[Dataset excerpts]
________

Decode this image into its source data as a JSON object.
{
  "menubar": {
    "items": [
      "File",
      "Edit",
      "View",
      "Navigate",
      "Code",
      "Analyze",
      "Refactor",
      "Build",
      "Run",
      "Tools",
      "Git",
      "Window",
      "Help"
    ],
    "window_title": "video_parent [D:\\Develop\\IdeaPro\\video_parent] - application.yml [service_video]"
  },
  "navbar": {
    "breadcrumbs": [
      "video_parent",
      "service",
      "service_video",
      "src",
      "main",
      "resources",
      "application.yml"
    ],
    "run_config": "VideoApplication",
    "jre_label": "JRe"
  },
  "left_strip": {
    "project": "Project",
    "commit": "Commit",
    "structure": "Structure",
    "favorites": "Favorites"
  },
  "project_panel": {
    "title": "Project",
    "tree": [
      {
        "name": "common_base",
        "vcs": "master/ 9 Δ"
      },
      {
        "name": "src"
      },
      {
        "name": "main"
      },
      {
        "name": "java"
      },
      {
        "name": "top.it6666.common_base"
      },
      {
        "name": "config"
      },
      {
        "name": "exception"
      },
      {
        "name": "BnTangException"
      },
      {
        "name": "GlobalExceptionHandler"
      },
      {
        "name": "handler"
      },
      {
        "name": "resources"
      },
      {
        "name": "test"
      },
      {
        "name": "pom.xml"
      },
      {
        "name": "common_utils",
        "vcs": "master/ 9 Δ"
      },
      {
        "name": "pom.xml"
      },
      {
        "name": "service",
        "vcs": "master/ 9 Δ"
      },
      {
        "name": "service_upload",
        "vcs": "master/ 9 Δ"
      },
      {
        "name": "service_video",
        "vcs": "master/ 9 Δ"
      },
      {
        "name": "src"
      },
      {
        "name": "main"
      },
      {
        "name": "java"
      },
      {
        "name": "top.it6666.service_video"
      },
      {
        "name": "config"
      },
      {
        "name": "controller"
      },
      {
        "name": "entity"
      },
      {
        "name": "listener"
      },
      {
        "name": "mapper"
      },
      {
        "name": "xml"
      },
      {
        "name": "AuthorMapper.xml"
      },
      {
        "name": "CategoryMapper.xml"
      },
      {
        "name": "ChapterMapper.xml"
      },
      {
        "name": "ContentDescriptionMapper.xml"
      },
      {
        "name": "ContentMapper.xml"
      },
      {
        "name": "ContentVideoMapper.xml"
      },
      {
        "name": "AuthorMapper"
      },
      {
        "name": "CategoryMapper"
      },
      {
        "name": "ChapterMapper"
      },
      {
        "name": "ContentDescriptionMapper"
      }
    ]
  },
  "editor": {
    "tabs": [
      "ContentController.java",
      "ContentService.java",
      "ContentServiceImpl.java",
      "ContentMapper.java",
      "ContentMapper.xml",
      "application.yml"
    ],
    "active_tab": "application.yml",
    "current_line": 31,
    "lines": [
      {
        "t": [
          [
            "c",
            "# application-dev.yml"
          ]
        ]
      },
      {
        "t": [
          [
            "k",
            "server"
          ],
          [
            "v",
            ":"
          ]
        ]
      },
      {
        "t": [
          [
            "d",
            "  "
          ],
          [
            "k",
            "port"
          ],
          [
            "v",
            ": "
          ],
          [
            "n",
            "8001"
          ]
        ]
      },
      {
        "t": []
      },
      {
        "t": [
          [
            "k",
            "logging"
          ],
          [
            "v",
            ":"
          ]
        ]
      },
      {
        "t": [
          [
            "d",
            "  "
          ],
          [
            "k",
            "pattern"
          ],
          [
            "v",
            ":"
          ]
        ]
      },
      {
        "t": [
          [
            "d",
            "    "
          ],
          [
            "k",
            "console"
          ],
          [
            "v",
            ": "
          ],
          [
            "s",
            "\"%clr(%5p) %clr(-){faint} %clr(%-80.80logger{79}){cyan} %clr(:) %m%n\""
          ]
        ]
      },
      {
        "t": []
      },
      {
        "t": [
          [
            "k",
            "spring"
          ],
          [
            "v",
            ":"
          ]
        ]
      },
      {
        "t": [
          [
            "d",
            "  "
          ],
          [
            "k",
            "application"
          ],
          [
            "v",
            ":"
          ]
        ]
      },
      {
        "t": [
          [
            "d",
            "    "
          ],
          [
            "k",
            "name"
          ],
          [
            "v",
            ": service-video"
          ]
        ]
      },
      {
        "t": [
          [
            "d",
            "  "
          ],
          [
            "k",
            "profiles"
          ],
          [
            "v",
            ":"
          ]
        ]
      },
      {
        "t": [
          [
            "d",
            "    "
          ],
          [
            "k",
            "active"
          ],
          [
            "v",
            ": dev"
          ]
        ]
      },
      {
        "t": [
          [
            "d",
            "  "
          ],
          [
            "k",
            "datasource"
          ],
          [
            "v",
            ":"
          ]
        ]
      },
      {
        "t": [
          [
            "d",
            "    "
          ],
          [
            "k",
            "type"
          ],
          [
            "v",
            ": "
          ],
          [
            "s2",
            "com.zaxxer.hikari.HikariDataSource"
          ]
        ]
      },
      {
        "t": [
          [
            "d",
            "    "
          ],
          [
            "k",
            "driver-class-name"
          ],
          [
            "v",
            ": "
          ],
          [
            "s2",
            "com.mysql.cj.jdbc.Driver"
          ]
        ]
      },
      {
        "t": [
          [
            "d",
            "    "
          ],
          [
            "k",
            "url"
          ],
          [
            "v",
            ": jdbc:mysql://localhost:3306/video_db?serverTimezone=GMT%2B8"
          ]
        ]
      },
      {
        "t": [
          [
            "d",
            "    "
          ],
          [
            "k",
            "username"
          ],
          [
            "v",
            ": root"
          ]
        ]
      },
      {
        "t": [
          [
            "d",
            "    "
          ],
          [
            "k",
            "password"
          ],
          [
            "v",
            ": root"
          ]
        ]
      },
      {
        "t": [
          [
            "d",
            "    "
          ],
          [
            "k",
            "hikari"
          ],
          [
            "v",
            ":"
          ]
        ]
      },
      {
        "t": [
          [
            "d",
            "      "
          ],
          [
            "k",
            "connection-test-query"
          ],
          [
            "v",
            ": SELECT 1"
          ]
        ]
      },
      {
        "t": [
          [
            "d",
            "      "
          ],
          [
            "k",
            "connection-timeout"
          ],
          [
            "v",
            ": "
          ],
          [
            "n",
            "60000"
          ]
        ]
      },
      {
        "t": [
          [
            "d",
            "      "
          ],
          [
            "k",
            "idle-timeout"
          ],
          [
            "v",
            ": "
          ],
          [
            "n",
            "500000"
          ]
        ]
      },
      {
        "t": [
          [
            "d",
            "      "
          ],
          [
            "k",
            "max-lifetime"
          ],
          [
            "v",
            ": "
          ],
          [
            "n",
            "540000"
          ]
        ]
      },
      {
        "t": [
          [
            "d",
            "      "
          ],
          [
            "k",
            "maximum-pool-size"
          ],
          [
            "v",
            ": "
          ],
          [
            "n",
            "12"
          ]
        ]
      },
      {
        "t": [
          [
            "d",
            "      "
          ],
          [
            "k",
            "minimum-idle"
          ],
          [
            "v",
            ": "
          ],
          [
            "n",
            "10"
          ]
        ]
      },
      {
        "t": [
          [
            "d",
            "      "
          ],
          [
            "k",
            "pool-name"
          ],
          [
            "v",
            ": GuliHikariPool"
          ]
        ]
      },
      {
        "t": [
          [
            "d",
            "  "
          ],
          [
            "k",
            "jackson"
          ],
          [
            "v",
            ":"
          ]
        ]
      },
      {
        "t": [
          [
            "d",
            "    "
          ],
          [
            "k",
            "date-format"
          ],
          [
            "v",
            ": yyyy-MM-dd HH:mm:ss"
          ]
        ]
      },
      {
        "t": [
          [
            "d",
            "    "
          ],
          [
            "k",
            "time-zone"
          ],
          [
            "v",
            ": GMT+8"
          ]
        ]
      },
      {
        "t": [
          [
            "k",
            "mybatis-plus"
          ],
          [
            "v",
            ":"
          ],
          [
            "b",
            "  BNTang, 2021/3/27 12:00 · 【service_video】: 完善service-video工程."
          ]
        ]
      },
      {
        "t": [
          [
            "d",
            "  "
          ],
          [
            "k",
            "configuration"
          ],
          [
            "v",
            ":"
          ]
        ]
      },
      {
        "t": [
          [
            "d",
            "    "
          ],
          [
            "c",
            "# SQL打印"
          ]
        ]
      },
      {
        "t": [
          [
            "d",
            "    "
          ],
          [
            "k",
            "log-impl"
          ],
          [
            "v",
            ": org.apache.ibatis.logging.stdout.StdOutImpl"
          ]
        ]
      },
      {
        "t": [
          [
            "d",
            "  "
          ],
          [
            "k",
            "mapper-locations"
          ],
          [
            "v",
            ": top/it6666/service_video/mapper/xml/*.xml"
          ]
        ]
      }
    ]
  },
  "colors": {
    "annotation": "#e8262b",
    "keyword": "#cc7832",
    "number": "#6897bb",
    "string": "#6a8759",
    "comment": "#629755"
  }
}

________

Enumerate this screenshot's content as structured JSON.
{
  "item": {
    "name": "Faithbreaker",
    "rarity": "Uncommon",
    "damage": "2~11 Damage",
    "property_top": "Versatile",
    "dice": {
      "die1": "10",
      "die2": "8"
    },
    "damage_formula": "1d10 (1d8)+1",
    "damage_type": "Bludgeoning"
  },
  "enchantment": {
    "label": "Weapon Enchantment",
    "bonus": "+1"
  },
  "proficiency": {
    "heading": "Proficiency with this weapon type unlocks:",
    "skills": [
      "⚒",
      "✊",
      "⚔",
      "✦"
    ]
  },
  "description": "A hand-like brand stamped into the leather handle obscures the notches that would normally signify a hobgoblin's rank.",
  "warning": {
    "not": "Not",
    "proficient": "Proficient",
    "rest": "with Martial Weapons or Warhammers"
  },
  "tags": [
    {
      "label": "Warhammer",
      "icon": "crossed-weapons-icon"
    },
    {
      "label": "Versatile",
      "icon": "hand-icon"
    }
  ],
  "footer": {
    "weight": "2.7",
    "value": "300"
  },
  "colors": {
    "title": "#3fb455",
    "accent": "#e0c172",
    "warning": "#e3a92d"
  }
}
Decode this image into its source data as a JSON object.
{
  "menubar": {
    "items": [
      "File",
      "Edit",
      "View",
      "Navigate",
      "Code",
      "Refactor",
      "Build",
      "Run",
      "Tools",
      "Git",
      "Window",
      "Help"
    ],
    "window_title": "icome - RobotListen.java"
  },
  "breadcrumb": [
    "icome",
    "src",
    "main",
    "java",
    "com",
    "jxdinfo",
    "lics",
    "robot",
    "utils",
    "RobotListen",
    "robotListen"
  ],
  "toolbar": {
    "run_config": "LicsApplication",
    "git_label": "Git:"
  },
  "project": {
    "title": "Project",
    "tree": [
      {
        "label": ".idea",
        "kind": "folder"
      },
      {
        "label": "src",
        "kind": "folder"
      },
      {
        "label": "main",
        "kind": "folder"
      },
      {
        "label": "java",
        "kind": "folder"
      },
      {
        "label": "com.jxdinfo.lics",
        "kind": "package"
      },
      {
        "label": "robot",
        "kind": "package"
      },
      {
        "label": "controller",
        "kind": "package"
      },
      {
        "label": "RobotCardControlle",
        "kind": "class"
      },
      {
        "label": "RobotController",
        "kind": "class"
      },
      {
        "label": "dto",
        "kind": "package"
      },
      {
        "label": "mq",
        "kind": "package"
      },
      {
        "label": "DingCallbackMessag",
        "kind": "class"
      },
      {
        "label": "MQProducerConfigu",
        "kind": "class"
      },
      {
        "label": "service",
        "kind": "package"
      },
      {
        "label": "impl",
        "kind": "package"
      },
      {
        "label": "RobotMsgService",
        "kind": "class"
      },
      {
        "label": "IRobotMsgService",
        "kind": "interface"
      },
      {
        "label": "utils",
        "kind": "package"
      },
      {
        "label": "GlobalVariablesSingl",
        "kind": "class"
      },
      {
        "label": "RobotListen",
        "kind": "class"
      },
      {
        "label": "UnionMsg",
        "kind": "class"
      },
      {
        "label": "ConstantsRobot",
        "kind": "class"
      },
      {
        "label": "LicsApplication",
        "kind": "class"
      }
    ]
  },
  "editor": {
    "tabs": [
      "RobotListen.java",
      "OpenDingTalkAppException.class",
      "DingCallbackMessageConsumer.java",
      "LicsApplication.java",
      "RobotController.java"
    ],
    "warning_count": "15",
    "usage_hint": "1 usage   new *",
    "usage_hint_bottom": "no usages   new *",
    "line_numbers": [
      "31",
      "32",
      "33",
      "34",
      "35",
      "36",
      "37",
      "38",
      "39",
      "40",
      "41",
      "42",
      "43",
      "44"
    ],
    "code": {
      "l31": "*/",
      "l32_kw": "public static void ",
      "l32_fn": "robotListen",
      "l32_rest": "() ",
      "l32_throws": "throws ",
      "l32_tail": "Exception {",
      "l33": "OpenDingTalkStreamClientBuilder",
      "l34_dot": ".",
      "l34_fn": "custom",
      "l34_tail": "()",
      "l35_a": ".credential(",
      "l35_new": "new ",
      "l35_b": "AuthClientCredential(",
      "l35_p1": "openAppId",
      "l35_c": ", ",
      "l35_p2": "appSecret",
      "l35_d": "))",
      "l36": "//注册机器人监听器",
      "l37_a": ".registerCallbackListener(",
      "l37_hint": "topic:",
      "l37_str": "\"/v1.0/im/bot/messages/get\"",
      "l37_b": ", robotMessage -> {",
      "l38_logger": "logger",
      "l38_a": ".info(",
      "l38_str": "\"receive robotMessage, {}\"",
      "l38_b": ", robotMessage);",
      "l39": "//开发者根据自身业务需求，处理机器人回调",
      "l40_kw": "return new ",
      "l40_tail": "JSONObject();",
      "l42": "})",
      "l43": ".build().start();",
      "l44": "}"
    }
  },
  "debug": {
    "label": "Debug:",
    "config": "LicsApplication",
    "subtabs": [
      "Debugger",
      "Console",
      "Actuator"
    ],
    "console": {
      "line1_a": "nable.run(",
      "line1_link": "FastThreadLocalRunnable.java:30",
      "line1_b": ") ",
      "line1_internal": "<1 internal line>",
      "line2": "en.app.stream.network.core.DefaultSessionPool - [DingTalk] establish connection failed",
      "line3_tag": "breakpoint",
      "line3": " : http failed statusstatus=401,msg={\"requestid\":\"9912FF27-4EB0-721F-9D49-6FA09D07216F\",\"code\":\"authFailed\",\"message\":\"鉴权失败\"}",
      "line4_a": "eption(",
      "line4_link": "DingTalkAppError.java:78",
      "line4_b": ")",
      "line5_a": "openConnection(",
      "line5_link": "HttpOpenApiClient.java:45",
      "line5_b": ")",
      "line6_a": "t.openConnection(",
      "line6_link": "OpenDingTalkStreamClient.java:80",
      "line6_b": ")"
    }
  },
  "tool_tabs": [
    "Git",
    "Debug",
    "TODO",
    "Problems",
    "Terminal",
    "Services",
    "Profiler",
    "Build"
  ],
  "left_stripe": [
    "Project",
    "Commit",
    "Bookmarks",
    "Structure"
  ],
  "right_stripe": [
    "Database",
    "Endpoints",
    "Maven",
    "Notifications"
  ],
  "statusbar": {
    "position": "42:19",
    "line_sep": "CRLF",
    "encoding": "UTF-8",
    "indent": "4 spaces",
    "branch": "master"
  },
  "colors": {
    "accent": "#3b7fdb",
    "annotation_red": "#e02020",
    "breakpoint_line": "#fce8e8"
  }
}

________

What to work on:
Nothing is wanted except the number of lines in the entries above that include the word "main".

Output for this exercise:
5